As we journey into a new book of the Torah, we delve into the complex world of korbanot — sacrifices. In Tractate Erchin (11a), there is a beautiful debate about the role of the Levites’ song when bringing sacrifices. Is it an inseparable aspect of the Temple service? If you do not bring your sacrifice to the soundtrack of sacred song, does it even count? Are you even yotzei the mitzvah? The Sages argue many different opinions, but ultimately conclude that a sacrifice is still considered kosher, even without the Levites’ niggunim.
Over the past year, the melodies that give meaning to our lives have been muffled by static sounds that seem far more pressing. Family and community, schedule and balance, health and financial security – all of these precious gifts we once took for granted were unexpectedly stolen from us, replaced by stress, fear, and anxiety. Our sources of strength – even the simple things, like seeing each other smile – have run dry.
But we are on the cusp of change, cautiously preparing to step back out into the light and see what has become of the world. When we shake off the dust, we will also reveal what lies beneath. Who have we become over the past year? How have our experiences changed our lives?
As we all know, even the darkest storm clouds have a silver lining. Within the upheaval, many of us merited moments of great clarity. We reevaluated all that was and reimagined all that could be. Amidst the pained yearning to return to normalcy, there was a simultaneous realization that perhaps the saddest thing would be if we simply went back to life as it was before. It wasn’t bad, of course, but perhaps it was simply “kosher.” We were fine, we were yotzei – but did we hum along with the Levites’ hymns?
The Hebrew word korbanot – sacrifices – has the root karov – closeness. As we journey through life, desperately trying to come closer to each other, to Hashem, to our true selves, are we moving to the beat of holy music? As we get ready to return to normal in this powerful month of renewal, we have the opportunity to bring an extra level of intention into every aspect of our lives.
Among the more than 2.5 million precious souls claimed by the pandemic over the past year was Rabbi Morechai Leifer, the Pittsburgher Rebbe. A spiritual leader, Torah scholar, and musical composer, he asked a simple question about the Pesach seder: Why do we break the middle matzah? The middle matzah represents the Levites, he explained, and when one heard the sweet songs of these sacred servants in Temple times, it simply broke their hearts open.
Last year, each of us sat alone or with immediate family only on Leil Haseder, perhaps one of the most powerful nights on the Hebrew calendar. For some, it was transformative, higher than we could have ever imagined, and for others, it was lonely and depressing. As we approach the Pesach Seder this year, many of us in Israel are hoping to safely celebrate again with family and friends. When we break the middle matzah together this year, how can we crack our hearts open to truly let God in?
“וַיִּקְרָא, אֶל-מֹשֶׁה; וַיְדַבֵּר יְהוָה אֵלָיו”

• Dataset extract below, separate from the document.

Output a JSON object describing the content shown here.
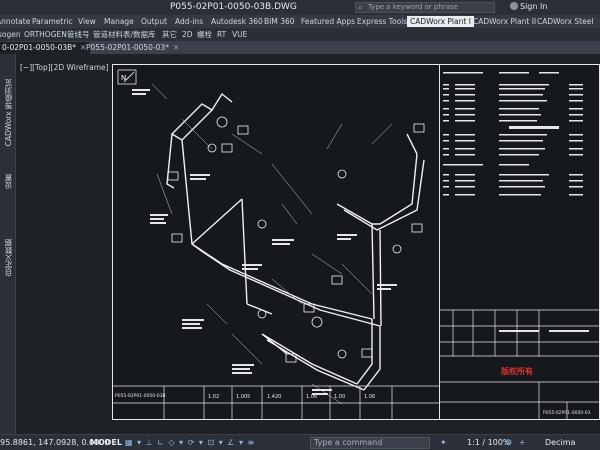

“And the LORD called unto Moses, and spoke unto him” (Leviticus 1:1)
As we begin Sefer Vayikra, a book about understanding avodah, we must finetune our ears to hear the song of the Levites escorting us in our divine service. Just as Hashem called out to Moshe, He is constantly calling out to us, in every moment of every day. The world vayikra ends with an aleph zeira – a tiny aleph, hinting to each and every one of us that somewhere deep inside, we all have a humble, holy spark, yearning for a world bursting with soulful song. As we return to life and encounter endless opportunities for closeness, for true korbanot, I bless each of us to listen closely to the unique song deep within that can elevate our lives from yotzei to so much more, to a divinely inspired dance. We owe it to ourselves, to our children, to the world.